Dr. Hill sent me an email in response to some questions about the MG article.  I wanted to find out what a Church History scholar thought about my arguments.  Here are excerpts from his reply.  I added categories to make it easier to read.

Genuineness of Clement, Ignatius, and Polycarp Letters

By way of quick response to your specific questions, yes, what we have of Clement, Ignatius and Polycarp is practically universally considered genuine (there is a little ongoing wrangling about the number of authentic Ignatian letters by a man named Ruis-Camps, but it is generally disregarded). (I see that the author of the Catholic Encyclopedia article says that Presbyterians repudiate everything claiming Ignatiuan authorship. Where does he get this? Must be quite outdated.) Some scholars still hold to P.  N. Harrison's view that Polycarp's epistle is composite, with the first part coming from a time somewhat later than the last part - but even Harrison thought the whole letter was genuine Polycarp.

Clement's, Ignatius', and Polycarp's View

I absolutely agree with you and think you are on ground which will hold up even under critical hammering when you say that in these writers in particular "we find a 'non-metaphorical' portrayal of the deity and resurrection of Jesus".

Clement's, Ignatius', and Polycarp's Knowledge of the Meaning of the Gospel

I imagine you may get some argument about whether these and other early Christian writers "must have known whether the NT writers intended these things 'metaphorically' or 'factually'", and particularly about the possibility that they may have actualy known any of the apostles or any of the Gospel writers. You don't have that direct testimony from these authors (though this does not rule it out), and more sceptical scholars usually try to discredit the testimonies of Irenaeus, Eusebius and later writers. For instance, most critical scholars reject (wrongly, in my opinion) Irenaeus' statement that Polycarp was a disciple of (or knew at all) John the Apostle.

Also, I noticed you said that there was evidence that Ignatius too had been a disciple of John. Did this come from the Catholic Encyclopedia? I see that the CE article cites no source for this opinion, and I think few scholars today would buy it.

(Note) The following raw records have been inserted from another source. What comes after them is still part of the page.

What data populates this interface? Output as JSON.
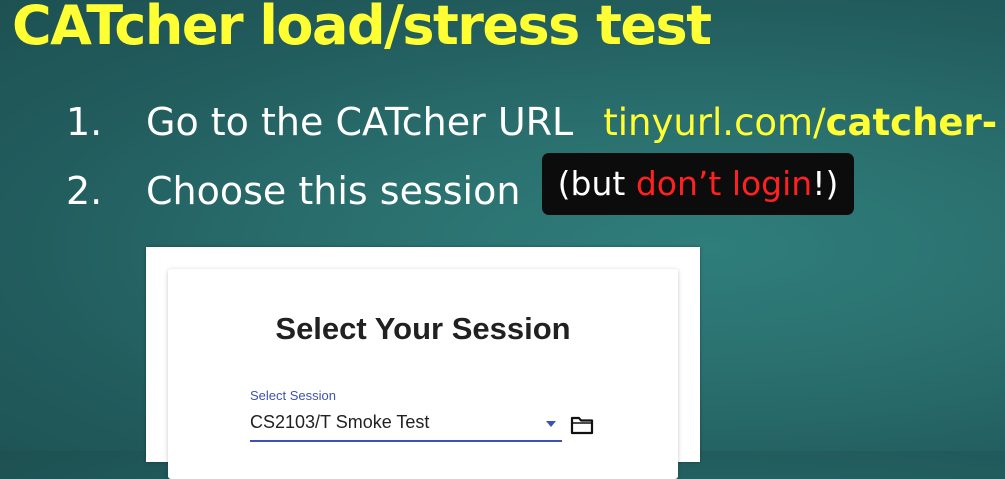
{
  "slide": {
    "title": "CATcher load/stress test",
    "steps": [
      {
        "number": "1.",
        "text": "Go to the CATcher URL",
        "url_prefix": "tinyurl.com/",
        "url_bold": "catcher-"
      },
      {
        "number": "2.",
        "text": "Choose this session"
      }
    ],
    "note": {
      "open": "(but ",
      "highlight": "don’t login",
      "close": "!)"
    }
  },
  "screenshot": {
    "card_title": "Select Your Session",
    "select_label": "Select Session",
    "select_value": "CS2103/T Smoke Test",
    "icons": {
      "dropdown": "chevron-down-icon",
      "folder": "folder-icon"
    }
  },
  "colors": {
    "background": "#2a706f",
    "title": "#ffff33",
    "body_text": "#ffffff",
    "note_background": "#0c0c0c",
    "note_highlight": "#ff2020",
    "accent": "#3f51b5"
  }
}
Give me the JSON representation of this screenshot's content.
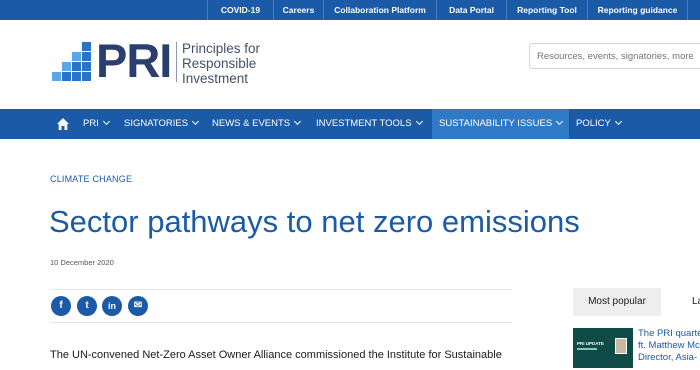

I think you are right in pointing out the temporal overlaps, however, between these early writers and the authors of the Gospels. If Spong, et al., won't accept that Clement might have known Paul, Peter, and the author of Mark's Gospel, they cannot dispute that, under their dating scheme, Clement was a younger contemporary (by the way, on Clement's living not long after the apostles, see 1 Clem. 5.1-4). In other words, while you might want to be tentative in pressing any assertions of actual personal contact between any of the Apostolic Fathers and any of the NT authors or Apostles, you can certainly argue, as you have, that these people for a number of reasons are in an excellent and unique position to know about and to share the metaphysical assumptions of the Evangelists.

General Approach of This Article

I think your approach and overall argument is solid and powerful. On Papias, you might be interested in an article of mine just published in the Journal of Theological Studies, n.s. 49 (1998) 582-629. It argues that Papias' lost testimony about the Gospels of John and Luke is largely recoverable in Eusebius.

On "Literalization"

.. You do a great job of demonstrating the desparate fallacies of Spong's argument.